Murphy emphasized. “It is only in a country as prosperous as our own that
we get to the point where we denigrate and derogate the essential industries
that brought us precisely to where we are.”
There’s something inspiring about a Newfoundlander—a Newfoundlander born in Newfoundland before it even joined Canada—coming to the West Coast largely to defend Alberta’s oil and gas sector.
Actually Rex Murphy’s message applies to Canada’s resource industries overall, focusing on the people who work in them, their families and others who helped build the country. He sees the chasm between those who find fulfillment in employment and those who would shut down the industries that provide it.
A National Post columnist who’s somehow tolerated by the CBC, Murphy proved a huge hit with an overflow crowd at the Vancouver Resource Investment Conference 2019. “As a journalist, I’m in a room full of achievers,” he quipped. “This is a very awkward spot.” But unlike most journalists, he neither ignores nor celebrates an enormous shift in Canadian society.
He remembers miners from Baie Verte and Buchans who frequented his mother’s restaurant in the 1950s, “the gentlest of men” despite their gruelling work. But important as mining was, Newfoundland’s main source of survival was fishing. That changed dramatically in 1992.
That’s when 31,000 people, “at the stroke of a pen on a single day, were completely removed from the Newfoundland inshore fishery. Something that had gone on for 450 years, that defined the culture, the humour, the idiom, the songs, the pattern of settlement, the whole idea of Newfoundland, was wrapped up in that fishery….

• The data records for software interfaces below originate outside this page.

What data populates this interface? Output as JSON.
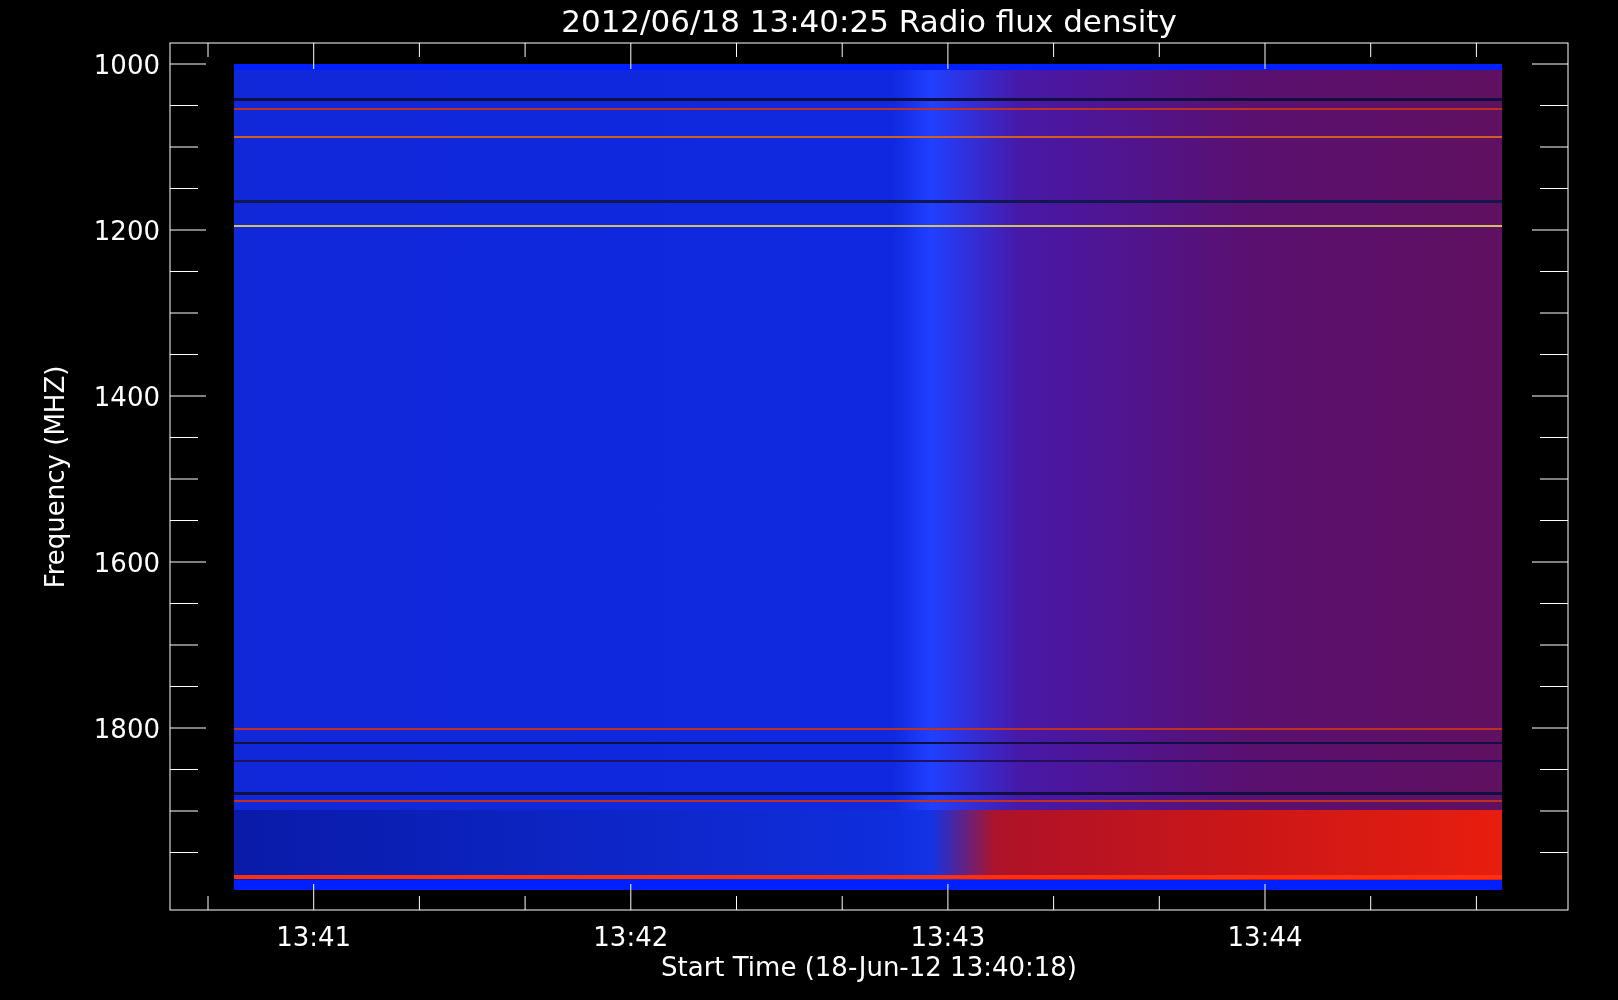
{
  "title": "2012/06/18 13:40:25 Radio flux density",
  "y_axis": {
    "label": "Frequency (MHZ)",
    "tick_labels": [
      "1000",
      "1200",
      "1400",
      "1600",
      "1800"
    ]
  },
  "x_axis": {
    "label": "Start Time (18-Jun-12 13:40:18)",
    "tick_labels": [
      "13:41",
      "13:42",
      "13:43",
      "13:44"
    ]
  }
}
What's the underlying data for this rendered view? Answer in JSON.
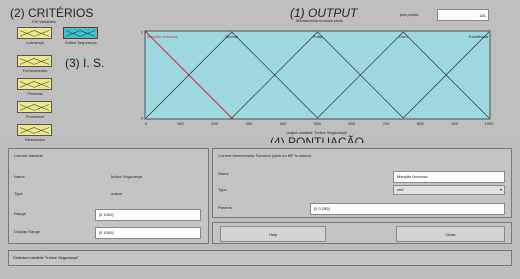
{
  "annotations": {
    "criterios": "(2) CRITÉRIOS",
    "output": "(1) OUTPUT",
    "is": "(3) I. S.",
    "pontuacao": "(4) PONTUAÇÃO"
  },
  "header": {
    "fis_variables": "FIS Variables",
    "membership_plots": "Membership function plots",
    "plot_points_label": "plot points:",
    "plot_points_value": "181"
  },
  "variables": [
    {
      "label": "Liderança"
    },
    {
      "label": "Índice Segurança"
    },
    {
      "label": "Fornecedores"
    },
    {
      "label": "Pessoas"
    },
    {
      "label": "Processos"
    },
    {
      "label": "Resultados"
    }
  ],
  "chart_data": {
    "type": "line",
    "xlabel": "output variable \"Índice Segurança\"",
    "xlim": [
      0,
      1000
    ],
    "ylim": [
      0,
      1
    ],
    "x_ticks": [
      "0",
      "100",
      "200",
      "300",
      "400",
      "500",
      "600",
      "700",
      "800",
      "900",
      "1000"
    ],
    "y_ticks": [
      "0",
      "1"
    ],
    "series": [
      {
        "name": "Menção Honrosa",
        "points": [
          [
            0,
            1
          ],
          [
            250,
            0
          ]
        ],
        "color": "#d9303a"
      },
      {
        "name": "Bronze",
        "points": [
          [
            0,
            0
          ],
          [
            250,
            1
          ],
          [
            500,
            0
          ]
        ],
        "color": "#2b2b2b"
      },
      {
        "name": "Prata",
        "points": [
          [
            250,
            0
          ],
          [
            500,
            1
          ],
          [
            750,
            0
          ]
        ],
        "color": "#2b2b2b"
      },
      {
        "name": "Ouro",
        "points": [
          [
            500,
            0
          ],
          [
            750,
            1
          ],
          [
            1000,
            0
          ]
        ],
        "color": "#2b2b2b"
      },
      {
        "name": "Excelência",
        "points": [
          [
            750,
            0
          ],
          [
            1000,
            1
          ]
        ],
        "color": "#2b2b2b"
      }
    ]
  },
  "current_variable": {
    "title": "Current Variable",
    "name_label": "Name",
    "name_value": "Índice Segurança",
    "type_label": "Type",
    "type_value": "output",
    "range_label": "Range",
    "range_value": "[0 1000]",
    "display_range_label": "Display Range",
    "display_range_value": "[0 1000]"
  },
  "current_mf": {
    "title": "Current Membership Function (click on MF to select)",
    "name_label": "Name",
    "name_value": "Menção Honrosa",
    "type_label": "Type",
    "type_value": "zmf",
    "params_label": "Params",
    "params_value": "[0 0 250]"
  },
  "buttons": {
    "help": "Help",
    "close": "Close"
  },
  "status": "Selected variable \"Índice Segurança\""
}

For the rest of this article: http://resourceclips.com/2019/01/24/battlefield-correspondent/